We, like many architectural practices, find ourselves facing a technology revolution in the form of BIM software.

What is Building Information Modelling?

BIM has been described as a process driven, integrated digital prototype of infrastructure, structures and building fabric, created in a virtual environment before it is built. A BIM model could be considered an assembled kit of parts, created and integrated into a single entity that can then be checked, verified, examined, quantified, chopped and diced then put back together, all in an effort to reduce errors and maintain design efficiency.

Our CAD and 3D software history

We have been proponents of 2D CAD for over 15 years. Over time, we developed procedures and protocols to match evolving software; but now we, like many architectural practices, find ourselves facing a technology revolution in the form of BIM software.

Our uptake of BIM software has been a slower, more transitional process than that for Autodesk's AutoCad product. However, we have been encouraged to continue our transition by the ability to critique designs in three dimensions. Witnessing industry trends and the role of BIM software, we have purchased Revit licences and developed our hardware infrastructure to cope with the demands of this new software.

We have used Revit primarily as a design tool; producing three dimensional visualisations for internal analysis, Client presentations and marketing materials, in both static images and video forms. More recently, with smaller scale projects, our office has developed documentation standard drawings suitable for Tender and construction purposes. As our skills improve and our Revit management develops we see a clear pathway to embracing a fully Revit environment.

Impacts of BIM on our practice

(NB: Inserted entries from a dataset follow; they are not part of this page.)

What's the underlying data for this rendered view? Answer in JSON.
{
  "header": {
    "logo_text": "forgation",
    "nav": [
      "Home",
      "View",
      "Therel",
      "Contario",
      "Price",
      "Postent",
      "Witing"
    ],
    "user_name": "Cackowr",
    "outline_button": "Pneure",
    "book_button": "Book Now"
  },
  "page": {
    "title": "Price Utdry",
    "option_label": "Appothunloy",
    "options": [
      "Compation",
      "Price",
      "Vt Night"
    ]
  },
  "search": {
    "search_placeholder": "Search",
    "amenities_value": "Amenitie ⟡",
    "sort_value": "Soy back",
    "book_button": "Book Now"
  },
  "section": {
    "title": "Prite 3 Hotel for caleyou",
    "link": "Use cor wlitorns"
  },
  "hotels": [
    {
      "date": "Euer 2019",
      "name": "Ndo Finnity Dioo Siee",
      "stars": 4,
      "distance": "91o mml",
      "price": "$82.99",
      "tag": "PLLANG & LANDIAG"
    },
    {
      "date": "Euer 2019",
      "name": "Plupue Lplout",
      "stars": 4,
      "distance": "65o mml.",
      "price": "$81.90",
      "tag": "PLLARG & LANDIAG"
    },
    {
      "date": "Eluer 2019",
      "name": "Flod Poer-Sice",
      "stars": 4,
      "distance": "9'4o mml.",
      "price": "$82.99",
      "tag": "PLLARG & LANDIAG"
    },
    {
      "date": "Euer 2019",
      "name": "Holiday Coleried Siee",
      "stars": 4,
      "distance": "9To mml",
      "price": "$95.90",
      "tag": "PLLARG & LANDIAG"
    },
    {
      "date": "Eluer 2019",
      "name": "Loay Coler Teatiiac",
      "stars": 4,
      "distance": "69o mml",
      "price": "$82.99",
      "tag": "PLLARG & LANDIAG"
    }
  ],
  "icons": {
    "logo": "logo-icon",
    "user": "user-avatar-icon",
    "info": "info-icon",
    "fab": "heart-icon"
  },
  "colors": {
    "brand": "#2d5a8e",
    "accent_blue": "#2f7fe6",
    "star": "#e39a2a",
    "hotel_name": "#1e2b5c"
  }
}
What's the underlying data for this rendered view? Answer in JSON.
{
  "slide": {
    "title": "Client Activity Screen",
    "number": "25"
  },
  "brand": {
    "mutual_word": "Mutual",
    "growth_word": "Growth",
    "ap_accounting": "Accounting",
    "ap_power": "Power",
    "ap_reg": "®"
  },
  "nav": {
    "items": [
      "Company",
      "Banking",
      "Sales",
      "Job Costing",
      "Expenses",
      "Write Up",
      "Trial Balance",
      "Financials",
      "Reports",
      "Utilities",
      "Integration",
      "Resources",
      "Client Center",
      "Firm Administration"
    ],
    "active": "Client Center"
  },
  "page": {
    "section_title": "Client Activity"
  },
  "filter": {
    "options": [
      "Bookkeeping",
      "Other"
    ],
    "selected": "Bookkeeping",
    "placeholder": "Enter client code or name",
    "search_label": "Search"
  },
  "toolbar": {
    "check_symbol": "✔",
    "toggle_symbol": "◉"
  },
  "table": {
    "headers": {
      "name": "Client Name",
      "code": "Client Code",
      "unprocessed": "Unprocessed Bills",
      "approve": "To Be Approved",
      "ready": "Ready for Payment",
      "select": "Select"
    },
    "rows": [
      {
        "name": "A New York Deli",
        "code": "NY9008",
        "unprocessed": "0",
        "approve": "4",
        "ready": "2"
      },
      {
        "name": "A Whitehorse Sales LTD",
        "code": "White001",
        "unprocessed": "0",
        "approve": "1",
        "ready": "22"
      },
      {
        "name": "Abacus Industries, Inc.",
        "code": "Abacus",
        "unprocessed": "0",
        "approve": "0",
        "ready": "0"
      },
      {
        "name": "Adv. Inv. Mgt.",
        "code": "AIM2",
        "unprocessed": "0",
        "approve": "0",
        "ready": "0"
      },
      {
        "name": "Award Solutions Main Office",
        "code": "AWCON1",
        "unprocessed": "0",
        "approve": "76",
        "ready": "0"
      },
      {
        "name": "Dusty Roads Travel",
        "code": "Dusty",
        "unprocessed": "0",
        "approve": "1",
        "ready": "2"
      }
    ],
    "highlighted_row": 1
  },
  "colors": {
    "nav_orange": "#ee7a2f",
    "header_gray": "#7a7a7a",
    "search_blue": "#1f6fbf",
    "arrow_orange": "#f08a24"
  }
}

A BIM process has the capacity to significantly shift our workflow, how we introduce our Clients to concept designs of their building, how we integrate and coordinate our efforts with those of our consultants and, potentially, how we involve Contractors earlier in the design and documentation process. We have started to involve our regular team of consultants in conversations about BIM. We see that developing our existing relationships with our consultants towards an integrated model will take time and careful planning; however, it is time and energy that we are keen to invest.

What does BIM mean for our Clients?

For those involved in facilities management (the maintenance and care of institutional/commercial buildings) BIM models assist functionality by integrating people, places, processes and technology. Central information sources, updated over the lifetime of a building and/or a campus of buildings can assist asset tracking, maintenance scheduling and tagging equipment redundancy.

But for our Clients who are not in need of an integrated project delivery approach to their building design, documentation and management, what is the value of this process?

Visualisation as a by-product of developing a Revit project may be all that is needed for some Clients. Others may choose to use models for quantity measurements and early cost estimation purposes.

Regardless of outcome, setting a BIM standard from the outset is critical for all involved. We see one of our roles in this process as assisting our Clients in determining the standard for their particular circumstance and need. For PGA as a practice, we see great benefit in Revit’s design analysis potential.

Challenges with BIM

We have found that adoption of BIM technology poses challenges in terms of change, not unlike those which we faced in the mid 1990’s with AutoCAD. We see that our industry (particularly in Western Australia) is finding its feet when it comes to a unified approach. However, with the recent work of the Australian Institue of Architects and Consult Australia amongst many other examples we feel that the emergence of this technology will be transformational for design practices; we at PGA are particularly excited to be a part of the transition that BIM promises.